Patients suffering from locked-in syndrome similar could one day be able to communicate with a new mind-reading cap which is small enough to use at home.
Experts at Western University in London, Canada, have devised a device for measuring brain signals by using electrodes contained in the cap, reported New Scientist.
The two devices produced so far represent a breakthrough by being much smaller than conventional fMRI scanners, which are too bulky for most patients' homes. It is hoped the new caps will boost quality of life by allowing disabled users to communicated with loved ones and friends.
By measuring brain activity, the new mind reading caps could potentially aid diagnosis by showing doctors if a patient is conscious and not unconscious in a persistent vegetative state, thereby cutting the risk of misdiagnosis.
Being locked-in means patients are aware of stimuli, such as voices, but are incapable of responding in any way. Formula One Michael Schumacher is reportedly in a similar condition, after suffering catastrophic head injuries in a ski crash.
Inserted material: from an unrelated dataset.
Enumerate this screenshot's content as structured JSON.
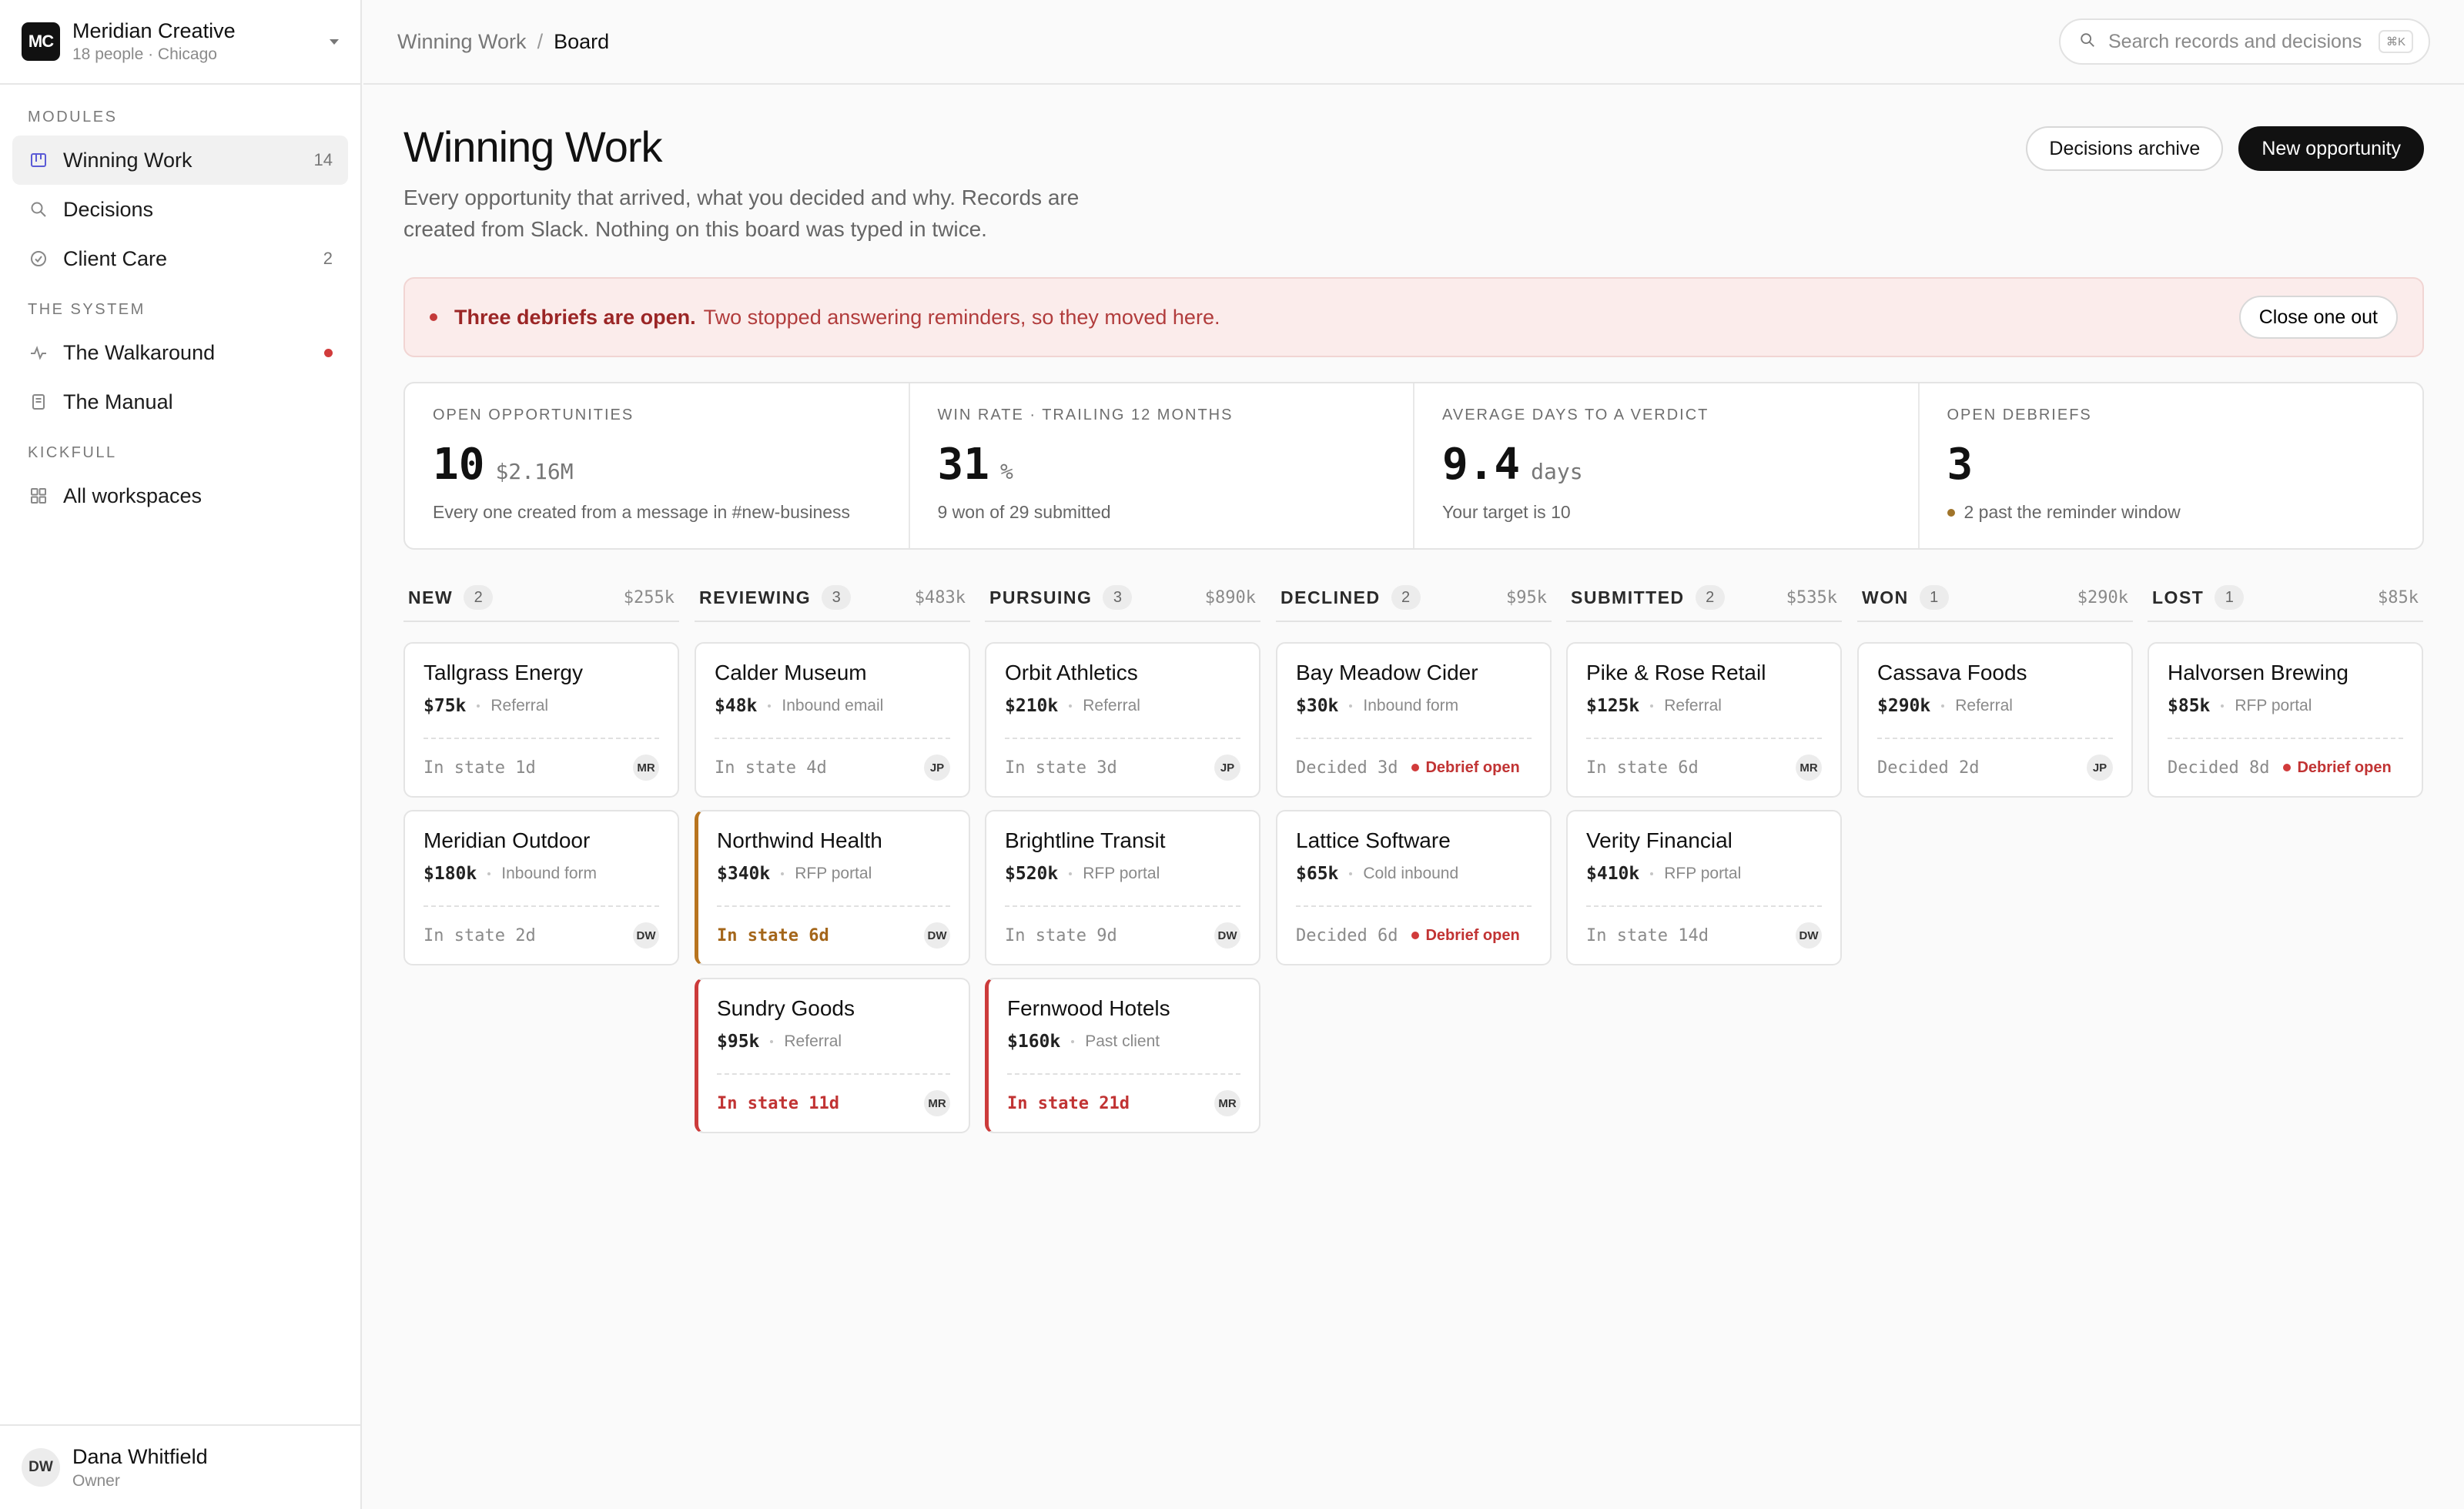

He is said to have wept at the sound of his children's voice and can only communicate using one eyelid.
Adrian Owen of Western University said: "The possibility is that we are missing people with some sort of complete locked-in syndrome."
Owen estimated up to 20% of patients diagnosed as being in a vegetative state actually have some levels of consciousness.
With the new portable mind-reading device, vibrating pads are placed on the arm of a patient who then focuses their attention on one or another pad, as they answer yes-or-no questions.
"I think we may be able to send people home with some variation of an EEG. We will get there," Owen told a conference in London.